A number of men fell and Major Pitcairn was struck in the chest by a musket ball, and was caught in the arms of his son William. With the lack of his leadership the man remained for about a quarter of an hour in the danger zone. More men were shot while they directed fire in files and became maddened by the inactively. Colonel Nesbit was requested to form up on the left and advance on the enemy with fixed bayonets without firing their muskets. Captain Campbell did the same on the right flank and the Marines pushed over the hedges without firing a shot.
Then they charged up the ridge and into the ditch and up to the redoubt.

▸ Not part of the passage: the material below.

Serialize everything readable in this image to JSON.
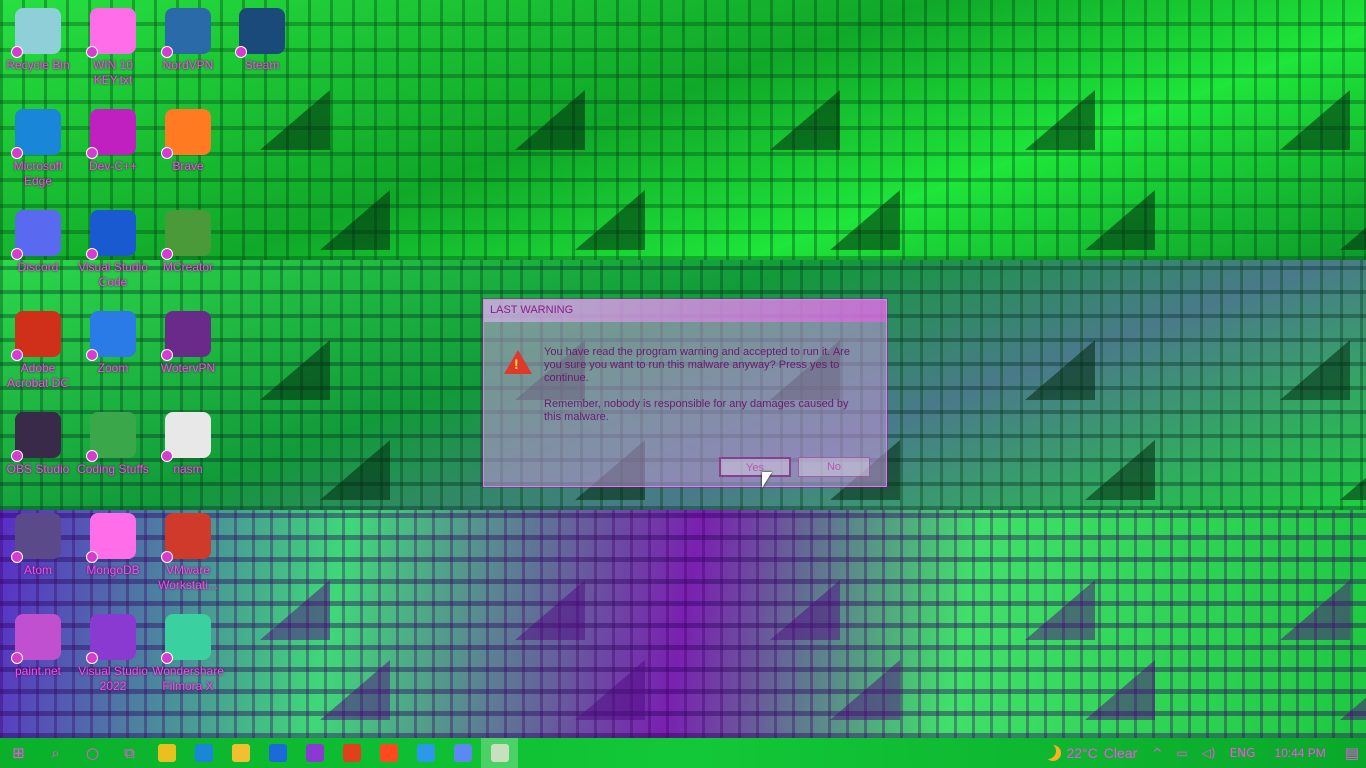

Archie Campbell fell dead and Ellis Chudliegh and Dyer fell wounded. In the redoubt blood ran freely and the dead and dying lay around. The soldiers seeing red stabbed and bashed the heads of those close by. The colonist retreated to a strong breast work covered by three cannon. With great loss the position was taken especially amounts the officers. The heights were taken and posted. The men lay on the ground and when they recovered posted themselves in strong trench work. Davy Johnson of the 1st battalion Marines was wounded and Gallant Jesse Adair was one of the first who scaled the parapet and behaved exceptionally.
Major Pitcairn was carried from the battle scene by William who was drenched in his fathers blood. A long boat took him back to Boston and he was placed in a bed. John was conscious in a house in Prince Street, but knew full well he had little chance of survival. General Gage send a doctor named Thomas Kast to examine John, who told him not to touch him until he put his affairs in order. Then he agreed to the doctors examination. Dr Kast opened Johns waistcoat to find a massive hemorrhage. The doctor removed the musket ball and dressed the wound. Major John Pitcairn died an two hours later at the age of 52. His uniform buttons and the fateful musket ball was sent to his wife. William had returned to the fight and told the Marines “I have lost my father.” some of the Marines added. “We have all lost a father.”
Adjutant Waller of the Marines days after the Battle Wrote:
The rebels had five thousand to seven thousand men, covered by a redoubt, breastworks, walls, hedges, trees, and the like ; and the number of the corps under General Howe did not amount to fifteen hundred.
It was in any case the leadership of John Pitcairn that a report at that time stated.
"The reputation of the Marines was never more nobly sustained. Their unshaken steadiness was conspicuous and their valour in closing with the enemy when part of the attacking column wavered gained them not only the admiration of their comrades but the commendation of their distinguished chief."
Major John Pitcairn was buried in the Old North Church in Boston crypt. John is still spoken of with respect and admiration. He was certain he nor any of his men had fired first at Lexington Green he had reported:
They began to file off towards some stone walls on our right flank. The Light Infantry, observing this, ran after them. I instantly called to the soldiers not to fire, but surround and disarm them, and after several repetitions of those positive orders to the men, not to fire, etc. some of the rebels who had jumped over the wall fired four or five shots at the soldiers, which wounded a man ...and my horse was wounded in two places ...and at the same time several shots were fired from a meeting house on our left.
We leave the final facts the historians who change their minds as much as we did.